* _AIM OF THE TASK_
Repeat the data in full. Drop every picture.

(RECORDS TO USE Opens)

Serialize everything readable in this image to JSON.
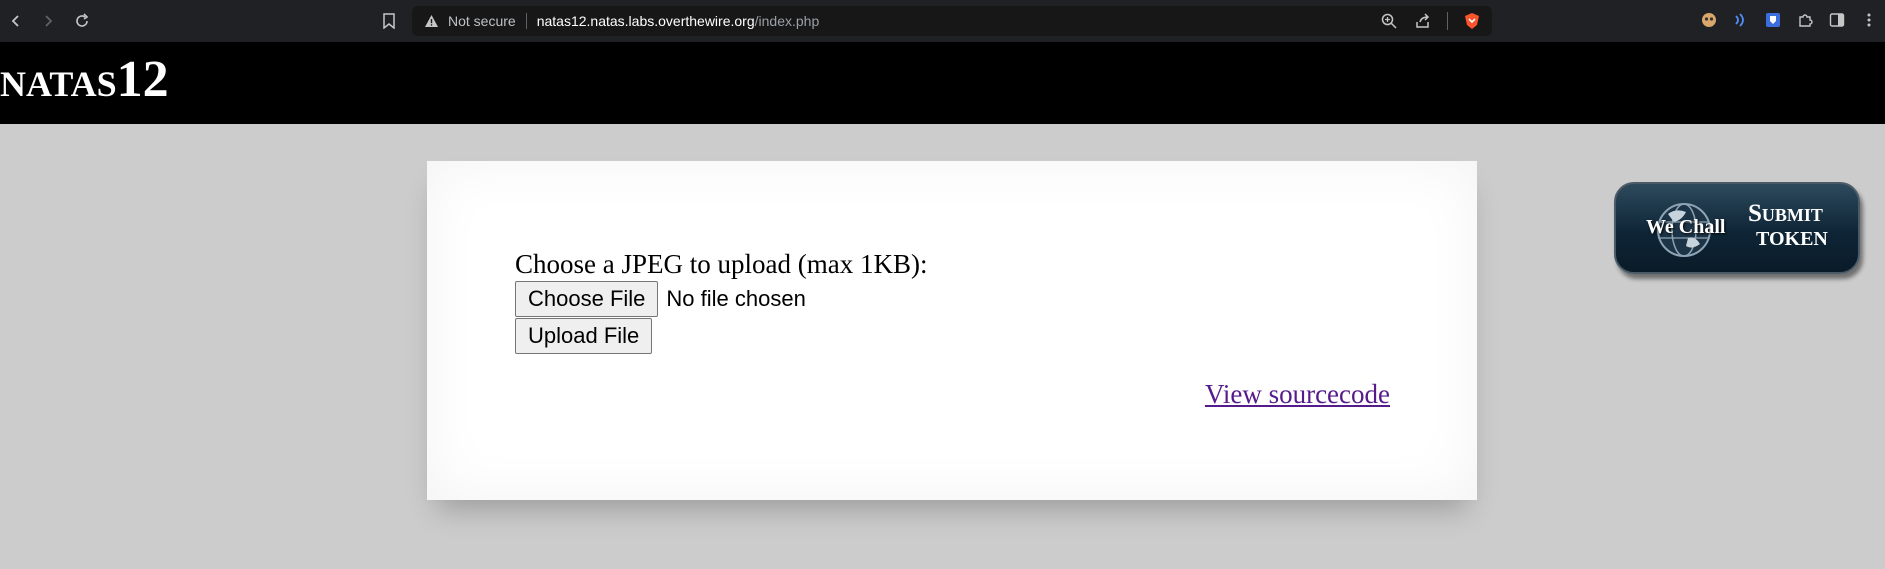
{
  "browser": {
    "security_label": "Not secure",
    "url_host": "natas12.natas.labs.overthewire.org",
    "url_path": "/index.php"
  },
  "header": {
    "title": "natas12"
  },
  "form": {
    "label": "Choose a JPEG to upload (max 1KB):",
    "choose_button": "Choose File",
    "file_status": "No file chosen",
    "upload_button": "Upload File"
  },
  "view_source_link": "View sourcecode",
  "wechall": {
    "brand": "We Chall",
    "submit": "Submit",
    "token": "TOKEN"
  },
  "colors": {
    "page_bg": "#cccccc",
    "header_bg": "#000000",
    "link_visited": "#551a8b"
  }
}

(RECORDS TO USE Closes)

* _REPLY_
Serialize everything readable in this image to JSON.
{
  "browser": {
    "security_label": "Not secure",
    "url_host": "natas12.natas.labs.overthewire.org",
    "url_path": "/index.php"
  },
  "header": {
    "title": "natas12"
  },
  "form": {
    "label": "Choose a JPEG to upload (max 1KB):",
    "choose_button": "Choose File",
    "file_status": "No file chosen",
    "upload_button": "Upload File"
  },
  "view_source_link": "View sourcecode",
  "wechall": {
    "brand": "We Chall",
    "submit": "Submit",
    "token": "TOKEN"
  },
  "colors": {
    "page_bg": "#cccccc",
    "header_bg": "#000000",
    "link_visited": "#551a8b"
  }
}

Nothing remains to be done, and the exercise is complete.